**Work request**
Your answer should consist of each line from the data below that contains "this".

(Data under study begins)

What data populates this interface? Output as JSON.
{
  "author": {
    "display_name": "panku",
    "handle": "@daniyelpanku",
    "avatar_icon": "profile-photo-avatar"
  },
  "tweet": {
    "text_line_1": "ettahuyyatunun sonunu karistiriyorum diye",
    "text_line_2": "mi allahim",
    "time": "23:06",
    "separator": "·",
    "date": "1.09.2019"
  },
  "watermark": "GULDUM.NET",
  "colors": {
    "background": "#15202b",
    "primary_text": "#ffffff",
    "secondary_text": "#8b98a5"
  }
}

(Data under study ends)
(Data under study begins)

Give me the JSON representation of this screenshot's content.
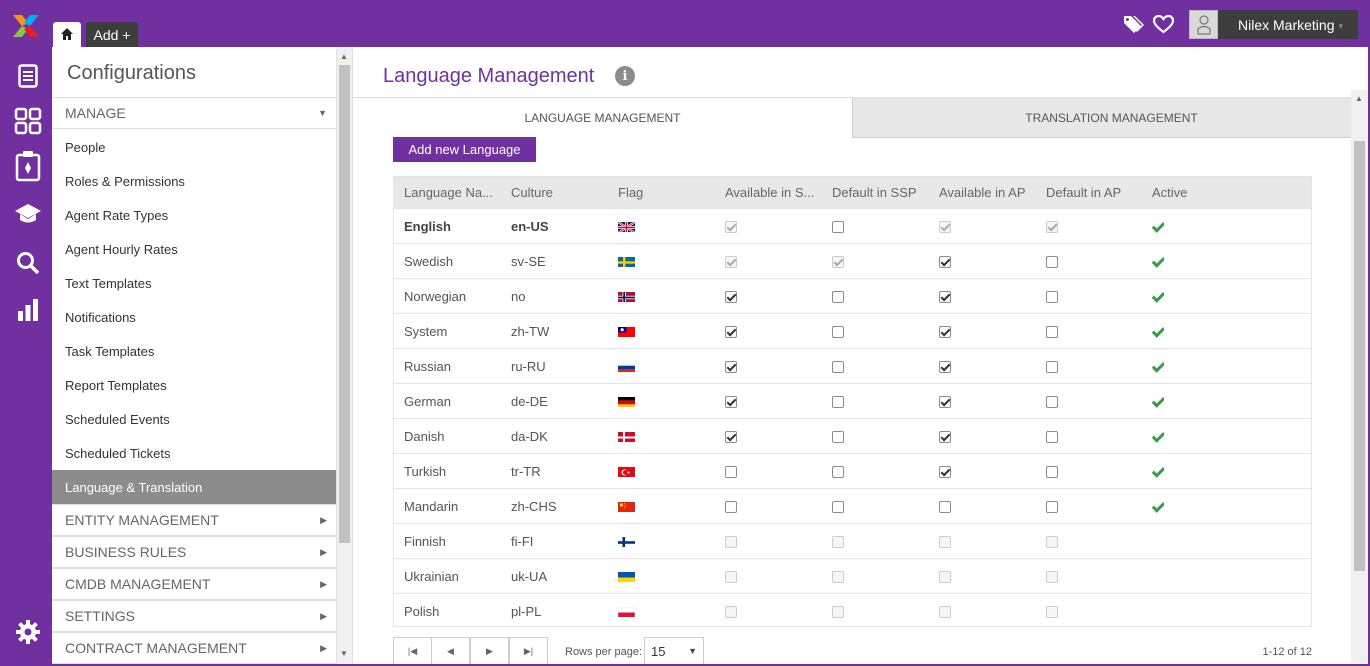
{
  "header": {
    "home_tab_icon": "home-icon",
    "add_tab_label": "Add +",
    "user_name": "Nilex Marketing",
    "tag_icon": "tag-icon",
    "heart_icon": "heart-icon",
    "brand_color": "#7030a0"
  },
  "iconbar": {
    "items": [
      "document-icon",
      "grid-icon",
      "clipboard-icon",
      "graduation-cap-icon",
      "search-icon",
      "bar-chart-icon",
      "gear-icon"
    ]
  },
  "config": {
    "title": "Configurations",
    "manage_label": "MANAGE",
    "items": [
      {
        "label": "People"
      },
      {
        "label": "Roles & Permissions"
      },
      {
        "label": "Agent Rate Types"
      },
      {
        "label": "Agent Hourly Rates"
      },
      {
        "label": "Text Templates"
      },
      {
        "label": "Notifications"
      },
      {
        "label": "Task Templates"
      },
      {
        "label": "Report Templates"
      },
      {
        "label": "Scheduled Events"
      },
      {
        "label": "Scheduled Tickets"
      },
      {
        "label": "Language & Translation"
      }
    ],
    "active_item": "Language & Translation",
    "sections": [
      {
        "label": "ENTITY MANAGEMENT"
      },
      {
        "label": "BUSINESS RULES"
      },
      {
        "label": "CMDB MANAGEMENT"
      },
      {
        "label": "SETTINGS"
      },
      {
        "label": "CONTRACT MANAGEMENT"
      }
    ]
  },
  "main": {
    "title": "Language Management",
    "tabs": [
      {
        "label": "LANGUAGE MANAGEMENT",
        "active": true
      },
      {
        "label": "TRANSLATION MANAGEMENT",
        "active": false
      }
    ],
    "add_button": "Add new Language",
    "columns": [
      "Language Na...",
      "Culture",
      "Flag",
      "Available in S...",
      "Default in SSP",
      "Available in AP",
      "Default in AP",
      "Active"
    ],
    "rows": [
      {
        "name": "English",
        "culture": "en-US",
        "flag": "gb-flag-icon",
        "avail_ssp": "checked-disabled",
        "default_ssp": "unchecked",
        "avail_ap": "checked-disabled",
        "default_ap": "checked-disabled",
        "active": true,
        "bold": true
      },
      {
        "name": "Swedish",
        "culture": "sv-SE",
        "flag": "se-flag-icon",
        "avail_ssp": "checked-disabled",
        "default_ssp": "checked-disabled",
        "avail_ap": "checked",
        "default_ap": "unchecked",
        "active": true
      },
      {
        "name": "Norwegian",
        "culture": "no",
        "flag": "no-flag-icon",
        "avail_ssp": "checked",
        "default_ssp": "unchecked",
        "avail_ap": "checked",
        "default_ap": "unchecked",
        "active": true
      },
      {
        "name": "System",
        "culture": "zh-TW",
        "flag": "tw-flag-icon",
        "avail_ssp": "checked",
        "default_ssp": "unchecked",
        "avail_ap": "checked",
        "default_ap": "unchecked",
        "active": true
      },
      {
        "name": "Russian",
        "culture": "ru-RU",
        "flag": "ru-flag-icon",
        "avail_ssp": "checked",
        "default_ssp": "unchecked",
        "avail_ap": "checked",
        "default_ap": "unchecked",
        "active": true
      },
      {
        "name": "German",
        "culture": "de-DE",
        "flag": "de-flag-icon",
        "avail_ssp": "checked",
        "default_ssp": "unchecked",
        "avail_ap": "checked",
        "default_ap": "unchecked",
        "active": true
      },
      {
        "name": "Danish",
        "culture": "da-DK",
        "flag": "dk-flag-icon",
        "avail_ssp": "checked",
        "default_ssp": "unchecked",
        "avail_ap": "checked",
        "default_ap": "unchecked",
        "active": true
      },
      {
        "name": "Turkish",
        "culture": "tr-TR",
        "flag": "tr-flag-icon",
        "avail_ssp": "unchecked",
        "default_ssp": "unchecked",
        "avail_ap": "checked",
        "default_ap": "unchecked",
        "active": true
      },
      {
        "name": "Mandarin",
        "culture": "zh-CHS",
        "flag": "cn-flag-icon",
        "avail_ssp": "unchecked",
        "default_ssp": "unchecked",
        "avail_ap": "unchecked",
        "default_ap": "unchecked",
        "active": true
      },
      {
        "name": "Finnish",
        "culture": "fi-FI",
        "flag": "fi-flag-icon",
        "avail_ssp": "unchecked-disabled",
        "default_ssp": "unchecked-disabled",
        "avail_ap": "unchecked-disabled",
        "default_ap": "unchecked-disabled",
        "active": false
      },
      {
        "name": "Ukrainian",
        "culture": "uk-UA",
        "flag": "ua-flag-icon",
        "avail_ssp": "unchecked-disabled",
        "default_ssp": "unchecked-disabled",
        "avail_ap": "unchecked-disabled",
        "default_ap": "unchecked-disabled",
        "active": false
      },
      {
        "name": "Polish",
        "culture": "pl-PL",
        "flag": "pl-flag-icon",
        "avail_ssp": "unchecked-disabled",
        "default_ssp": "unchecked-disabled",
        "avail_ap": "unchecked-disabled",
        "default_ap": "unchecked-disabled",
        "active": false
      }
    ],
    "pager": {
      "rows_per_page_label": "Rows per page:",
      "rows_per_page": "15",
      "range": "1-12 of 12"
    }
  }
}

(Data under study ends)

**The completed task**
What data populates this interface? Output as JSON.
Give me the JSON representation of this screenshot's content.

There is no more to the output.